When we think of those leading the most privileged of lives, we don’t often think of dogs. Dogs have been loyal companions for hundreds of years, and some of the wealthiest people have taken that companionship seriously enough to ensure their pooches were well cared for after they were gone while others have chosen to spoil their pets beyond the wildest of imaginations.
Some of the wealthiest dogs on record are discussed below:
One of the wealthiest dogs in the world, belonged to Leona Helmsley, Helmsley bought her dog named Trouble as a source of companionship after the death of her husband, Harry Helmsley.
While Trouble was a pet, Trouble lived a luxurious lifestyle alongside her owner, knowing such privileges’ as being chauffeured around daily in a stretch limo.
Before Leona’s death, she had become quite distanced from most relatives and friends. As a result of this distance, Leona willed over $12 million dollars to her dog. That amount was later challenged and lowered to $2 million by the courts. This unusual inheritance made news headlines around the world. Leona was also in the news in 1989 for tax evasion; media sources began calling Helmsley “Queen of Mean”.
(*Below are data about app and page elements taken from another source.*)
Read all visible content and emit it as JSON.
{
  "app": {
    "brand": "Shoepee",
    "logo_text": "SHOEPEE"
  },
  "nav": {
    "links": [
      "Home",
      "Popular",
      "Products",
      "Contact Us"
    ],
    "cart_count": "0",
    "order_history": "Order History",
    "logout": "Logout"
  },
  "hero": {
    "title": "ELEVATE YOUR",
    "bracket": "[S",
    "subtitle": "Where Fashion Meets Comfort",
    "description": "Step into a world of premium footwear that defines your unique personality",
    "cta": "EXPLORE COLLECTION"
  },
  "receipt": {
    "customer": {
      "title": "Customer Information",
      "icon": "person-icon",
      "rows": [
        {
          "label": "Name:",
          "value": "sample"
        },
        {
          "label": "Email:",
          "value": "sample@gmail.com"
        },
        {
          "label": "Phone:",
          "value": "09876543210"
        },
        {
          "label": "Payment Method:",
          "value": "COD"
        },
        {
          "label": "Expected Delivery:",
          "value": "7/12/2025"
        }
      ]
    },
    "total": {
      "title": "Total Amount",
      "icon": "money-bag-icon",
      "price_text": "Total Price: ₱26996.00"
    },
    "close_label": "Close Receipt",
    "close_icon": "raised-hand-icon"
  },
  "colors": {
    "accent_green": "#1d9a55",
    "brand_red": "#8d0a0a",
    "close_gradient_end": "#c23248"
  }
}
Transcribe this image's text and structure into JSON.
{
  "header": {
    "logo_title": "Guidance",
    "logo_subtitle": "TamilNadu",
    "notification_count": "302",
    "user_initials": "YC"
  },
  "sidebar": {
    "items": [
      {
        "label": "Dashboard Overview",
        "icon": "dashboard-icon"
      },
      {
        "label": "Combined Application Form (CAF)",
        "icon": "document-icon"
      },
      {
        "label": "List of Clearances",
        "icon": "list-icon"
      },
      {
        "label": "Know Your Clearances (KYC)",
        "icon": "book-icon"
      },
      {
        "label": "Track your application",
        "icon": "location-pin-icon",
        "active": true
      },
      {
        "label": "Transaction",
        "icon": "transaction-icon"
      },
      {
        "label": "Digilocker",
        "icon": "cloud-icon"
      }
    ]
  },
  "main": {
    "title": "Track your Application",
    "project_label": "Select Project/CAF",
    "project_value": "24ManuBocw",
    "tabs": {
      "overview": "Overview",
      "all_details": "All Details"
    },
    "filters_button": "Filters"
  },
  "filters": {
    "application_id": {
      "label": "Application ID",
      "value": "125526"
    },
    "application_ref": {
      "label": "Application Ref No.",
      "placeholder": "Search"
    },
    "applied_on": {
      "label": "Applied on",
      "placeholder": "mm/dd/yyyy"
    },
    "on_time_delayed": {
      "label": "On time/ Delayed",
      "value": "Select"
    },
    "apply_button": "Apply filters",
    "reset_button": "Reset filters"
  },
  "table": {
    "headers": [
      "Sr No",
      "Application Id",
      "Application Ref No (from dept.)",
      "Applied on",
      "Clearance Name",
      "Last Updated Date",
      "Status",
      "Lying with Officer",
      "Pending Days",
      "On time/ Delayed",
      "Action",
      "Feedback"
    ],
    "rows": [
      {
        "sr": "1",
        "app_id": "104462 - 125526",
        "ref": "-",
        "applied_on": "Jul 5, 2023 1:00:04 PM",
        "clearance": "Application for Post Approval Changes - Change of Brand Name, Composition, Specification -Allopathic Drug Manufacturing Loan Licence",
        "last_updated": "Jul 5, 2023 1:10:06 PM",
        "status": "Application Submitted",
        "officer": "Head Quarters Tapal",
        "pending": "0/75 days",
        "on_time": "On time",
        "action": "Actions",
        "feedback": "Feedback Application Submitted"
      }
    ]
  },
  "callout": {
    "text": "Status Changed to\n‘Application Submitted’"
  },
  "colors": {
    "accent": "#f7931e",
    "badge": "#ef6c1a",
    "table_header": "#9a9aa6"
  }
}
In her will, Leona left millions with her brother for the sole purpose of caring for her precious little princess pup. After his refusal to adhere to the conditions, Trouble was flown by private jet to the Sandcastle Hotel, in Sarasota, Florida, where Carl Lekic would become the canine caretaker 24 hours a day, until the dog’s demise.
Trouble had numerous health problems before her death at the age of twelve. The biggest health concern was the fact she’d grown blind. Trouble lived 84 long lush life dog years.
Countess Karlotta Libenstein
Gunther III was a German Shepherd owned by the Countess Karlotta Libenstein of Germany. Upon her death, the loving companion was willed $106 million in a trust. Over a period of years the money was invested. When Gunther IV came along the trust had grown to more than $372 million.
As we all know, Oprah is very attached to her dogs, there have been numerous articles’ and pictures of them in just nearly every magazine in the world. Why would we be surprised to know she has named them in her will, to the tune of $30 million, for their care?
Ella Wendel, died at 80, she was the last and youngest of Manhattan’s rich, eccentric, land-owning Wendels. When she passed, she still lived in the famed old Wendel house at 39th Street and Fifth Avenue. Ella stayed in the house, so her dogs would always have room to run and play.
Friends said Ella chose seclusion over the years and seemed happy with her decision, throughout her life she also owned a succession of French poodles, which were all named Tobey, as companions.
In Ella’s will Tobey was left $92 million, so that he would be well cared for the rest of his life.
Susan Wright often writes articles on the proper care of domestic pets. Susan is the staff expert on dog bark collars for DogFenceDIY.com